◆ What you will do ◆
The answer must be every line of the records in which the string "Solvent" appears.

◆ Given data ◆
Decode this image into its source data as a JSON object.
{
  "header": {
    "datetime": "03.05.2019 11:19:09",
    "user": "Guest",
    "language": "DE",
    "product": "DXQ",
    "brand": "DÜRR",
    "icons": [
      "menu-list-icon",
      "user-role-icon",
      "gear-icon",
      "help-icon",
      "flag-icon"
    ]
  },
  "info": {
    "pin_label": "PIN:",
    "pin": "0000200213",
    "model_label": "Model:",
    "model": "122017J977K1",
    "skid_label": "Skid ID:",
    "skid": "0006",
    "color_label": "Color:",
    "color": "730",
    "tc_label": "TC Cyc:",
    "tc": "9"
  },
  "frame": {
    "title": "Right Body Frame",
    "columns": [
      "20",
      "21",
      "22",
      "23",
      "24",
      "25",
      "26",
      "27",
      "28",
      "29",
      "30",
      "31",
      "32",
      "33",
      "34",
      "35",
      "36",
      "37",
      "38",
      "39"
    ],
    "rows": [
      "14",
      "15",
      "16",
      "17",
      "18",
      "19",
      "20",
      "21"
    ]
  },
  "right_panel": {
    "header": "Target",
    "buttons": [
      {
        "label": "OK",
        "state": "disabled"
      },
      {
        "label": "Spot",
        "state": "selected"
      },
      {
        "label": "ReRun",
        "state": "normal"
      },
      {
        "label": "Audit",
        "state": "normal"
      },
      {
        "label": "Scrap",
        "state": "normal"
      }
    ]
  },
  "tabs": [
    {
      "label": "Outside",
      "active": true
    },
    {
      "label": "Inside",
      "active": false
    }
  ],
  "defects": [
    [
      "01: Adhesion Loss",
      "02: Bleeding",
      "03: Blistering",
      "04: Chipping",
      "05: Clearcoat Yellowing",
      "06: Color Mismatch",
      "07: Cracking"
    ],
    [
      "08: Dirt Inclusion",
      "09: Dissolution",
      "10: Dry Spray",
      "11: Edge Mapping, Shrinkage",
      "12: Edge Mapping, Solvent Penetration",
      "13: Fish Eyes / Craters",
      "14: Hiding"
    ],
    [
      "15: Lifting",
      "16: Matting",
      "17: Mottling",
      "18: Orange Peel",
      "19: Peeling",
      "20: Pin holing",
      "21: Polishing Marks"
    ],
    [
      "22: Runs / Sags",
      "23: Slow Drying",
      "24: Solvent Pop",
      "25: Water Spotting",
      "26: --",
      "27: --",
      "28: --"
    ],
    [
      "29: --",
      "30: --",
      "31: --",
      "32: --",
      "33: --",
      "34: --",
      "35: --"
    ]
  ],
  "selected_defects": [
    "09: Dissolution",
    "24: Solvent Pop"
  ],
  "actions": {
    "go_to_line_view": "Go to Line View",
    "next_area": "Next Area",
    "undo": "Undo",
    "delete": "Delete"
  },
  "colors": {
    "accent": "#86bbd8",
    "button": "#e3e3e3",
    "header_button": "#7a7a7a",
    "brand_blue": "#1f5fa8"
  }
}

◆ Task answer ◆
      "12: Edge Mapping, Solvent Penetration",
      "24: Solvent Pop",
    "24: Solvent Pop"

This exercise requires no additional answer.